According to CVSAR treasurer Bronwen Beedle, the annual rent at their current facility will hit $80,000 this year. Beedle adds the costs of insurance, replacement equipment, fuel, travel and training have all gone up as well.
Beedle adds that with the costs increasing, it’s possible they will not be able to continue with new build plans.
“If it’s going to cost us in the neighbourhood of $80,000 per year, we won’t be able to fundraise at the same time,” said Beedle. “That money that we’ve been putting towards the new building fund will have to go towards rent.”
Beedle adds they are the only first responders in the Comox Valley who are sorting bottles to make ends meet, and the cost is affecting the amount of training they can do with members.
Beedle and director at large Darren Boss presented to Courtenay council Wednesday, seeking a “without cost” land allocation, suggesting a location in the downtown with a high number of urban calls.
“In our last five callouts, four of them have been urban services,” said Beedle. “That’s since January.”

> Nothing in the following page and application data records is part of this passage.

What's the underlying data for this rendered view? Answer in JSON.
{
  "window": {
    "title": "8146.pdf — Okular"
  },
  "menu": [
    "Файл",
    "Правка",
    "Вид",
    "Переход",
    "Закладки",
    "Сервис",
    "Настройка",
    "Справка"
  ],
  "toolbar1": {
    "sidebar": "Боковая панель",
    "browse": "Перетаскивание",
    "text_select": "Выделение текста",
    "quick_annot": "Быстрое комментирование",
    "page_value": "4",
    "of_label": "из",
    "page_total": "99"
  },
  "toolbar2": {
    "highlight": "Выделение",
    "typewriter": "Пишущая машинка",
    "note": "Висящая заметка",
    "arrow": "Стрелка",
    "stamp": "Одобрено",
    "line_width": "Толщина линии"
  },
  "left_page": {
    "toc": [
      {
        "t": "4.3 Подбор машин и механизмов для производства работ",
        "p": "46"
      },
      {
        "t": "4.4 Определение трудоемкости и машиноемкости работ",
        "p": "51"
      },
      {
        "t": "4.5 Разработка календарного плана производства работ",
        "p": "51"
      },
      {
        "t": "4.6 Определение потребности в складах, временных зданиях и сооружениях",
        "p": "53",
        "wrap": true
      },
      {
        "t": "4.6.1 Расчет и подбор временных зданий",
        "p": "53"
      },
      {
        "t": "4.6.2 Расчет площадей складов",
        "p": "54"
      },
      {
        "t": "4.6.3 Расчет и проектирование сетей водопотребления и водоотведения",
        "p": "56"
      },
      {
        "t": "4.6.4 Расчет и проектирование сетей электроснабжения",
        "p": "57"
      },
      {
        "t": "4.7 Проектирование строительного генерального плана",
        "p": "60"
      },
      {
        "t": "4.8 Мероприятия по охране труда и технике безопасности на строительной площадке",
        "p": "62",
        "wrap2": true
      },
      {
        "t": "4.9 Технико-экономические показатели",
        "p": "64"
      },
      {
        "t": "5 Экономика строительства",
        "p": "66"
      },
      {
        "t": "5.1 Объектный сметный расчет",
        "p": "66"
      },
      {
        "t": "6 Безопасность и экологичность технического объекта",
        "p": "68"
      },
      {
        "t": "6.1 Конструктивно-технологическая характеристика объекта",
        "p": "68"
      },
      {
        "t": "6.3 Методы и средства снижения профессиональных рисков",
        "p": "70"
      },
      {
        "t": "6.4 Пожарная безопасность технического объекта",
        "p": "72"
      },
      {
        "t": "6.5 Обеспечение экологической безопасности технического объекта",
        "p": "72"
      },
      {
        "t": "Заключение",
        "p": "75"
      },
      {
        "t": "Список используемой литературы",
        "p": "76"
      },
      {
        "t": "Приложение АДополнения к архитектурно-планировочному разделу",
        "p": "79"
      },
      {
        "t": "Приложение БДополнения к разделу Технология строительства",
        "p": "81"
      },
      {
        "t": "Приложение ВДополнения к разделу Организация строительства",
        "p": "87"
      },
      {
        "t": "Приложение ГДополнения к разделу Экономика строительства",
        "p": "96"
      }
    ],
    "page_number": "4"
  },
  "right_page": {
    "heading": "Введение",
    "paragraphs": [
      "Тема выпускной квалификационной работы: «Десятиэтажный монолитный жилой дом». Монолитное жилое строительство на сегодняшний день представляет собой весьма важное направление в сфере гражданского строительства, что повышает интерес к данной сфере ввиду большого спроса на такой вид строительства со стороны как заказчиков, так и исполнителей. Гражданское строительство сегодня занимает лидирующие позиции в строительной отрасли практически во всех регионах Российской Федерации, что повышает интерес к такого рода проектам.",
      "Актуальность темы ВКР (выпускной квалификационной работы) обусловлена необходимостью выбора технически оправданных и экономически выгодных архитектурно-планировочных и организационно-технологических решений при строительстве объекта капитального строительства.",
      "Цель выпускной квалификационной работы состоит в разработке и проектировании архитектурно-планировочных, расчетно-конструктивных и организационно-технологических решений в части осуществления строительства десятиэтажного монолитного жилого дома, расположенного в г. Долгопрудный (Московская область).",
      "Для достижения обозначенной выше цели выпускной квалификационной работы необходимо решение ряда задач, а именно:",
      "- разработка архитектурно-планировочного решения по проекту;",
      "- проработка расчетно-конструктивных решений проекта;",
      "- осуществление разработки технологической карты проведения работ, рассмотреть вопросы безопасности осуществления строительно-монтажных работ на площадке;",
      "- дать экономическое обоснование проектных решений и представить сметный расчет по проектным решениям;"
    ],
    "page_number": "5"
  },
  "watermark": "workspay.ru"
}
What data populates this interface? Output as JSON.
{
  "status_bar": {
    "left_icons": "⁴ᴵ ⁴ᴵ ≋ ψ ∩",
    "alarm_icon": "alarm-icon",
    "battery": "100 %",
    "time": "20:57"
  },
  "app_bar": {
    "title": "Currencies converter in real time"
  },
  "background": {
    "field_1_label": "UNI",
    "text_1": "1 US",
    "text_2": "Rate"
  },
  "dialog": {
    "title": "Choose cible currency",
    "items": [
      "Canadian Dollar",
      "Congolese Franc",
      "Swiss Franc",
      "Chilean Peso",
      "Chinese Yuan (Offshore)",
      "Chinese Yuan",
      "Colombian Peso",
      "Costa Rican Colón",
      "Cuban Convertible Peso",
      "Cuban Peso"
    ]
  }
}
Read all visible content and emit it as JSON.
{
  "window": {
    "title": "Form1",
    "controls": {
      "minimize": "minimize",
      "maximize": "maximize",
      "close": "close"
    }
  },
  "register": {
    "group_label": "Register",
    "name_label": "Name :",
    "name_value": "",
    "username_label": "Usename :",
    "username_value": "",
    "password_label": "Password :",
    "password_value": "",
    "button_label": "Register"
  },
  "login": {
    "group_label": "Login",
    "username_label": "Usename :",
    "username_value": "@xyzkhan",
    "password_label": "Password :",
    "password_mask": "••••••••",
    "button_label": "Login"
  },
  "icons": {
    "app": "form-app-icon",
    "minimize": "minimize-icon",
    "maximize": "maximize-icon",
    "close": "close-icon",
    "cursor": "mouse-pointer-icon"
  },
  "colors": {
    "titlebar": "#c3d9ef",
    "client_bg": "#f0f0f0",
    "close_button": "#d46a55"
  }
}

Beedle added that 2022 was the first-year funding was allocated from province for search and rescue, but they represent half the required funding to support annual operations.
CVSAR is the only search and rescue organization paying rent for their operations on the Island, according to Beedle. She adds all other teams on the Island have land or facilities allocated to them by districts or municipalities at little cost, often around $1 annually.
This includes Campbell River SAR, who share a space with the fire department, Nanaimo SAR and Arrowsmith SAR. Beedle says Nanaimo and Arrowsmith have opened new facilities in the last few years, each with a cost of around $2.5 million.
The team would like to build a 13 metre by 27 metre emergency building at a cost of $1.5 million with new land.
Courtenay councillors are hoping the province can help get the project off the ground and find a solution, however, mayor Bob Wells adds it is difficult to find the land and funds to do so.
“One of the challenges we have as a municipality is we don’t have a lot of land to begin with,” said Wells. “We get about $0.07 on the tax dollar that is collected from all of residents and most of it goes to the province and the feds.
“We don’t actually get enough money to deal with our own roads, water and sewer and we’re often fighting other municipalities for grant money.”
Councillor Doug Hillian added that he hopes they will be able to help to advocate for the area with other municipalities’ support.